Apprenticeship Week: Q&A with Journey Worker Scott Osher and Apprentice Marcie Dalton
We’re celebrating National Apprenticeship Week all week long here at Optimation! As a part of our celebration, we’re featuring interviews from one Optimation apprentice and one of our skilled journey workers each day this week. It’s a chance to get to know some of our employees a little better, learn about the apprenticeship experience firsthand, and learn some wisdom from the folks who are fully immersed in their careers.
Next up, Journeyman Pipefitter and Project Manager Scott Osher and Welding Apprentice Marcie Dalton !
What trade did you enter? Pipefitting
When did you start your apprenticeship? 1980
What made you want to pursue a career as a pipefitter? I went to SUNY Delhi and took plumbing and heating. Kodak went down and interviewed at Delhi for pipefitter apprentices and that’s when I got into it.
How did your career progress after you finished trade school? After I got out of the apprenticeship program, I pretty much stayed in the pipefitting realm until early 2000, when I started looking into construction management opportunities, and an opportunity in the engineering division. They were looking for technicians, so they interviewed for chemical process technicians and I was offered that position as an assignment. So I was working with guys like Mark Haboian in that group. I did two and a half years with that group, then went back to construction, and eventually joined Optimation. I was basically doing pipefitting and job superintendent work at first, then I got into estimating, then I was overseas on Corning projects as a field installation engineer, then a leadership position came up here.
What have you enjoyed about your career? I really enjoyed the physical and mental combination of the job. Doing the pipefitting, planning your job, thinking ahead, looking at obstacles, then executing the project.

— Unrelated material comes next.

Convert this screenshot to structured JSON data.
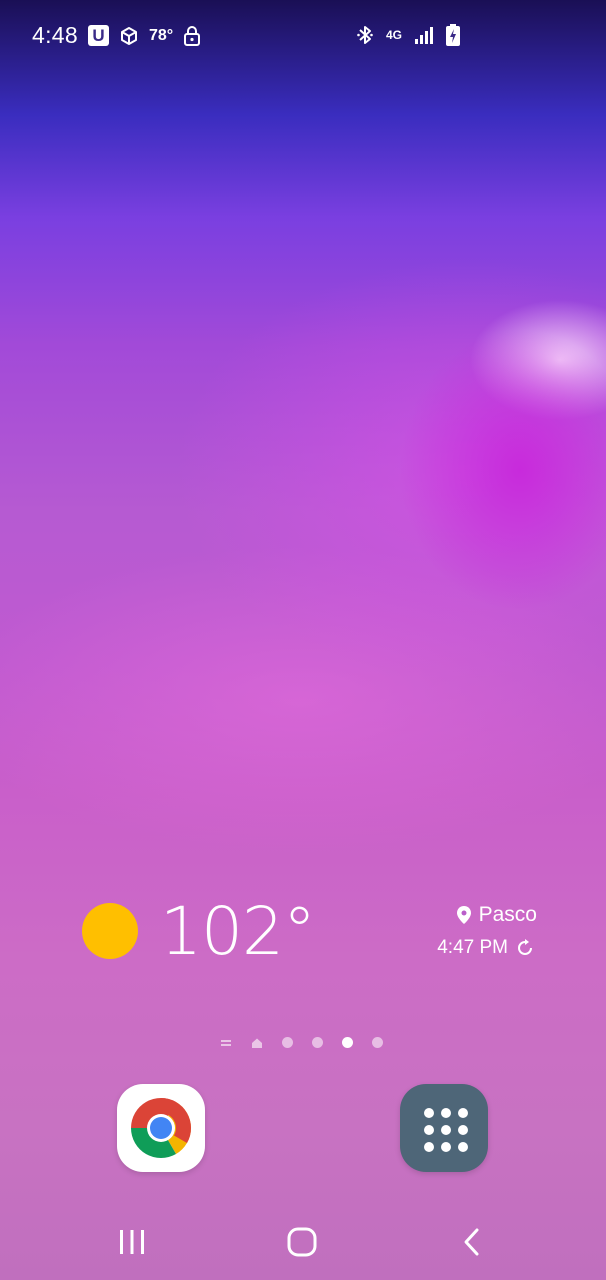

And then when you’re done, you can see what you did – it’s rewarding. And the camaraderie, working with different skilled tradespeople. I developed a lot of strong relationships.
What is the best advice you’ve ever received from a coworker or a mentor? Take pride in what you do. Always put the job first.
What excites you about the next generation of apprentices? Just being able to watch them progress. Some of them come in with very little background and progress through to become skilled workers. That’s the most rewarding, to see them become successful.
How can the next generation of apprentices be successful? Pay attention. As an apprentice, you’re going to work with many different mechanics. Do it the way they do it when you’re working with them, but just remember to take the good points from everyone you work with. If you take all of the good points from everyone, you should be better. Everyone you work with will have a different way of doing something.
What trade are you learning? Welding
What year are you into your apprenticeship? 1 year
How do you like it so far? It’s great, really cool!
Is there anything that you didn’t expect about the apprenticeship? Yeah! When I was interviewing they asked me if I was afraid of heights, and I’ve been faced with that so many times. At the time I didn’t really know if I was afraid of heights, but I guess I’m not anymore. I did some welding in the ceiling for one client. At first I had to psych myself up for it, but by the end of the week, I was like, well this is going to happen, so I did it.
What’s your favorite part about it so far? All of the different things we’re doing. I’ve used every welding process and learned a whole lot in just the short time I’ve been here. I passed my three TIG certifications, a stick certification and a short arc with flux core certification.
What’s your favorite project so far? Fieldwork is really fun. I like working with Sal Arena a lot because I learn so much from him.
Any goals or plans yet for when you graduate? Not at this point. This is the first job I’ve had where I’m getting REAL experience, doing real stuff and thinking and problem solving. For schooling, I’m going to try and find a metallurgy class maybe.
What’s the best advice you’ve received from an Optimation coworker so far? Don’t be a hack. Don’t cut corners. Take the extra time to show that you care about what you’re doing, even if it is just something simple. I’m getting a lot of great advice from a bunch of people. Everyone is so different in what they are strong at. So depending on your question, there are a lot of people you can go to. A little bit of everything.